Date of Award
Lisa R. Moore
Millions of species reside in the Tree of Life, making the task of resolving the evolutionary origin of many organisms difficult. Biologists draw on genetic and phenotypic information to sort the Tree of Life, but the study can be slow and complex. Phenomic data (such as cell shape, metabolism and ecology), particularly for microorganisms, is often found in scientific publications and has little digital presence outside of being scanned into an online database. This has been aided by a new text mining computer program, MicroPIE (Microbial Phenomics Information Extractor), that sifts through relevant phenomic data and creates a matrix of key phenomic characters taken from the published descriptions. MicroPIE utilizes multiple natural language processing tools to extract data, along with the knowledge of microbiologists to help with developing and verifying the tools. One major challenge to building such a tool is the time it takes to collect and edit phenomic data for tens of thousands of sentences needed to develop a functioning program. We have helped to further the development of MicroPIE to identify new characteristics by providing sentences from published microbial descriptions. We also are creating a “Gold Standard” matrix (GSM) of phenomic information for 100 different bacteria that can then be compared to the MicroPIE output in order to test that MicroPIE has correctly identified and extracted phenomic information.
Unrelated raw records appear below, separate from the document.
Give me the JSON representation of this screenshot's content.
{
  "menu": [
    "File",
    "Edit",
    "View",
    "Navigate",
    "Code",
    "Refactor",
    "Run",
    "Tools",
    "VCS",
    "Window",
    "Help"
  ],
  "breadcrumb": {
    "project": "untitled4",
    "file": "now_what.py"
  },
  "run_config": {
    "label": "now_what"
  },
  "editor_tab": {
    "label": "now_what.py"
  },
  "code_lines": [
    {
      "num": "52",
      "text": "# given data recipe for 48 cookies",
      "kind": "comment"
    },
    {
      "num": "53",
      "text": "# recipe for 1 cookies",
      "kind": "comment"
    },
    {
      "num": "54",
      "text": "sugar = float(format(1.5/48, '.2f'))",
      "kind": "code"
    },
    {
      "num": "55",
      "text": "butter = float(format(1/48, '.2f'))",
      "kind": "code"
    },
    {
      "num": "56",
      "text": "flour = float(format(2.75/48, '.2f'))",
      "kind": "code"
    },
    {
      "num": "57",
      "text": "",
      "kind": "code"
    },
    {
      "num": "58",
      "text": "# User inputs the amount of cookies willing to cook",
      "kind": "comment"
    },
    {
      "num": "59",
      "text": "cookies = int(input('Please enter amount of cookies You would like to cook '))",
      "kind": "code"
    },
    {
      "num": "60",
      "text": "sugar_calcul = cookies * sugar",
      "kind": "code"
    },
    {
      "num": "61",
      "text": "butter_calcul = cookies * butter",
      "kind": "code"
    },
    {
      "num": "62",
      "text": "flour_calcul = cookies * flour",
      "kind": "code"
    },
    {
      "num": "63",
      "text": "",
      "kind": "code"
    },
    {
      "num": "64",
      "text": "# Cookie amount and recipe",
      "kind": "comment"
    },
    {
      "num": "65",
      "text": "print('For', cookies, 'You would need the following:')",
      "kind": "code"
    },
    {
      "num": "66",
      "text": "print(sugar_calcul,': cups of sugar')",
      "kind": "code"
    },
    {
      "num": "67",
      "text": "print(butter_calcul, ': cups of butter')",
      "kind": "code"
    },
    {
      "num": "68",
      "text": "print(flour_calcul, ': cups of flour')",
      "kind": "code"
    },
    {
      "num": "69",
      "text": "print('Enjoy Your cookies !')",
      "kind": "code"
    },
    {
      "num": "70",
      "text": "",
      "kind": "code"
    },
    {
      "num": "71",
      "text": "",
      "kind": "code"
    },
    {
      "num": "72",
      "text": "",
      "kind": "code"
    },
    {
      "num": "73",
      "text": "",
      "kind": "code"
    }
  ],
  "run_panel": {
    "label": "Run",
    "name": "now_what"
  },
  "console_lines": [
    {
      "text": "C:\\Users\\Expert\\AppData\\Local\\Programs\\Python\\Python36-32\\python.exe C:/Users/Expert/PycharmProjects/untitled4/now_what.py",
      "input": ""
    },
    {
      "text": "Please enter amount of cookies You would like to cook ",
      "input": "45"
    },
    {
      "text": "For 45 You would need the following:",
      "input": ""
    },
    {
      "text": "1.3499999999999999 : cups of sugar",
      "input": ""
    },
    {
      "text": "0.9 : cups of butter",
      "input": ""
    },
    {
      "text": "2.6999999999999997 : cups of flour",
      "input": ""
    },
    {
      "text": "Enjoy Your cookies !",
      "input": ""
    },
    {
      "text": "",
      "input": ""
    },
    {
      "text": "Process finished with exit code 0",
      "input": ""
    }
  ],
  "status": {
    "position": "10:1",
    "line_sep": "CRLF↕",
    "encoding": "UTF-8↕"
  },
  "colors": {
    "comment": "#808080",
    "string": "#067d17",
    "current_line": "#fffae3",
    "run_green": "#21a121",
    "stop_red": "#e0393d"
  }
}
So far MicroPIE has shown potential to aid in resolution of the microbial Tree of Life.
Parnow, Kenneth; Lambeth, William; Jackson, Kelsi; Florendo, Jesse; Mao, Jin; Cui, Hong; and Blank, Carrine, "Developing New Tools for the Old Tree of Life" (2017). Thinking Matters. 123.